The machine has reportedly amassed only 38 hours since complete airframe overhaul while the Pratt & Whitney 1340 engine has 1000 SMOH. The listing states that the “pilot landed on dirt and flipped,” with the aircraft sustaining “damage to cowling, canopies, roll over structure, vertical, rudder, left wing, prop strike.”

Photos identify the machine as S/N 88-13243 / N243CC. It is located in El Cajon, California and is currently available for $100,000, although offers are also being accepted. Click here to check out the complete listing.

A “full-scale fixed-based” 747-400 flight simulator has been spotted for sale. The listing states (in part):

The simulator is two years old and all components are in perfect condition. This is NOT your standard home cockpit, and comes with all the bells and whistles… Purchased new, this simulator, the computers and software which run it, and the high definition visual system would cost close to $200,000 USD. Please note that this is a full 1:1 scale Boeing 747-400 replica flightdeck with a 200 degree FOV wraparound visual screen and, as such, a ceiling height of at least 8ft as well as a (minimum) 17x15ft space would be required to fit the simulator.

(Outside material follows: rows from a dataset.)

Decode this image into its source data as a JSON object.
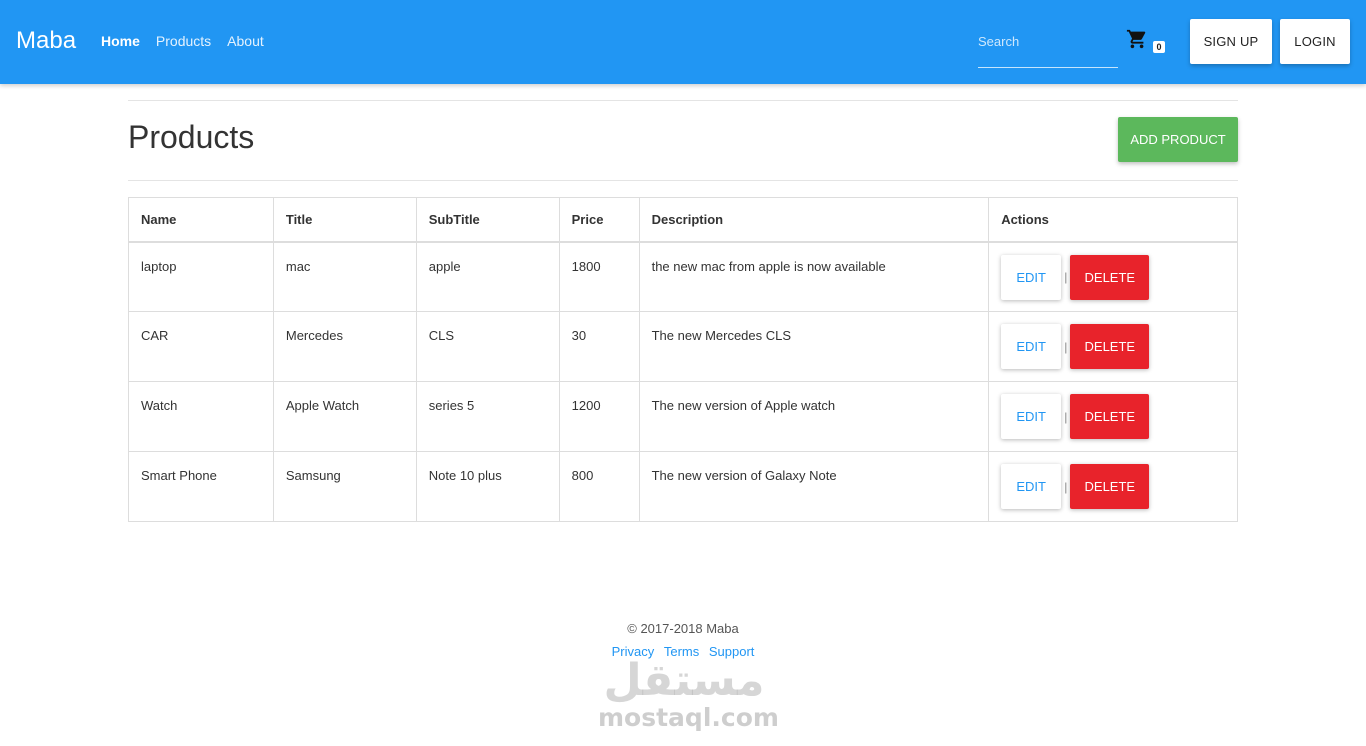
{
  "navbar": {
    "brand": "Maba",
    "links": [
      {
        "label": "Home",
        "active": true
      },
      {
        "label": "Products",
        "active": false
      },
      {
        "label": "About",
        "active": false
      }
    ],
    "search_placeholder": "Search",
    "cart_icon": "shopping-cart-icon",
    "cart_count": "0",
    "signup_label": "SIGN UP",
    "login_label": "LOGIN",
    "color": "#2196f3"
  },
  "main": {
    "title": "Products",
    "add_label": "ADD PRODUCT",
    "add_color": "#5cb85c",
    "table": {
      "headers": [
        "Name",
        "Title",
        "SubTitle",
        "Price",
        "Description",
        "Actions"
      ],
      "rows": [
        {
          "name": "laptop",
          "title": "mac",
          "subtitle": "apple",
          "price": "1800",
          "description": "the new mac from apple is now available"
        },
        {
          "name": "CAR",
          "title": "Mercedes",
          "subtitle": "CLS",
          "price": "30",
          "description": "The new Mercedes CLS"
        },
        {
          "name": "Watch",
          "title": "Apple Watch",
          "subtitle": "series 5",
          "price": "1200",
          "description": "The new version of Apple watch"
        },
        {
          "name": "Smart Phone",
          "title": "Samsung",
          "subtitle": "Note 10 plus",
          "price": "800",
          "description": "The new version of Galaxy Note"
        }
      ],
      "edit_label": "EDIT",
      "separator": "|",
      "delete_label": "DELETE",
      "delete_color": "#e8232b"
    }
  },
  "footer": {
    "copyright": "© 2017-2018 Maba",
    "links": [
      "Privacy",
      "Terms",
      "Support"
    ]
  },
  "watermark": {
    "arabic": "مستقل",
    "latin": "mostaql.com"
  }
}
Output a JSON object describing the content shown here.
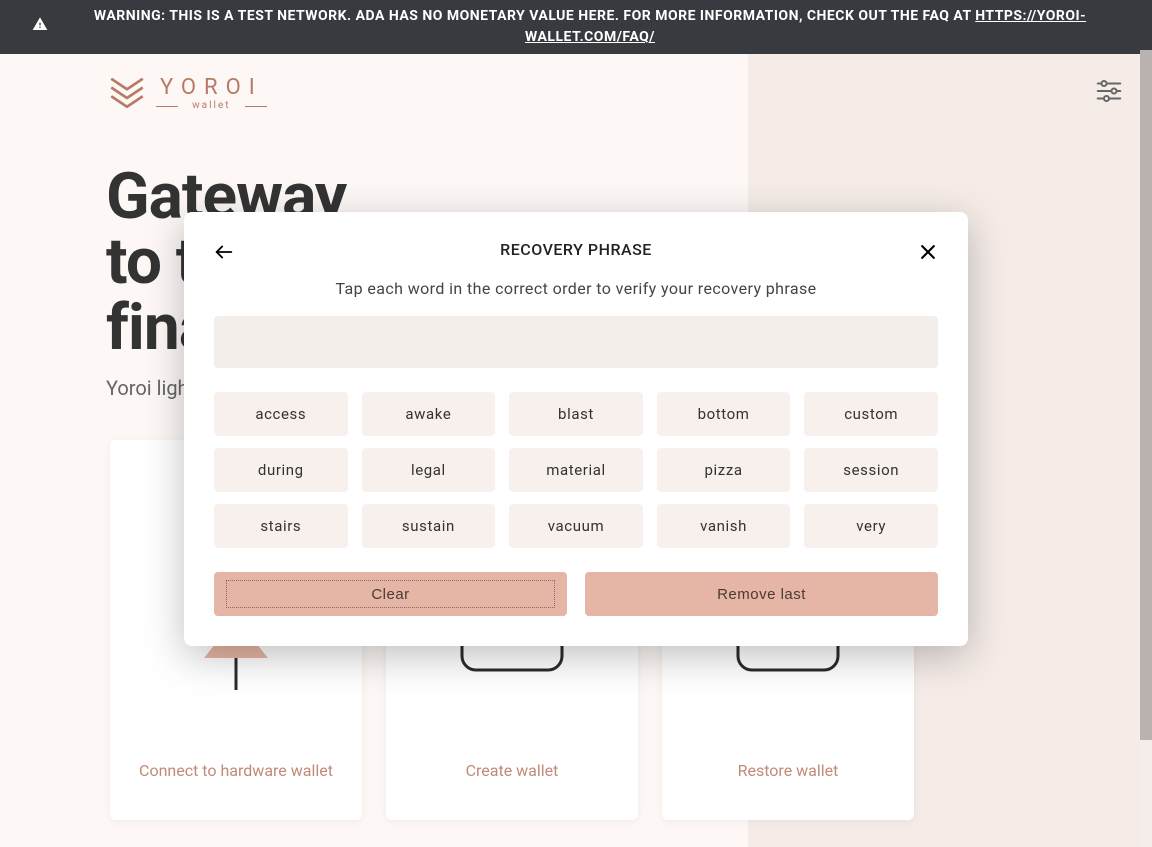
{
  "warning": {
    "prefix": "WARNING: THIS IS A TEST NETWORK. ADA HAS NO MONETARY VALUE HERE. FOR MORE INFORMATION, CHECK OUT THE FAQ AT ",
    "link_text": "HTTPS://YOROI-WALLET.COM/FAQ/"
  },
  "header": {
    "brand": "YOROI",
    "brand_sub": "wallet"
  },
  "hero": {
    "line1": "Gateway",
    "line2": "to the",
    "line3": "financial world",
    "tagline": "Yoroi light wallet for Cardano assets"
  },
  "cards": [
    {
      "title": "Connect to hardware wallet"
    },
    {
      "title": "Create wallet"
    },
    {
      "title": "Restore wallet"
    }
  ],
  "modal": {
    "title": "RECOVERY PHRASE",
    "instruction": "Tap each word in the correct order to verify your recovery phrase",
    "words": [
      "access",
      "awake",
      "blast",
      "bottom",
      "custom",
      "during",
      "legal",
      "material",
      "pizza",
      "session",
      "stairs",
      "sustain",
      "vacuum",
      "vanish",
      "very"
    ],
    "clear_label": "Clear",
    "remove_label": "Remove last"
  },
  "colors": {
    "accent": "#c18a76",
    "chip_bg": "#f8f0ec",
    "btn_bg": "#e5b5a5"
  }
}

The simulator is located in Henderson, Nevada and is currently being offered for US $125,000, although offers are also being accepted. Click here to check out the complete listing, which includes a lengthy list of its features.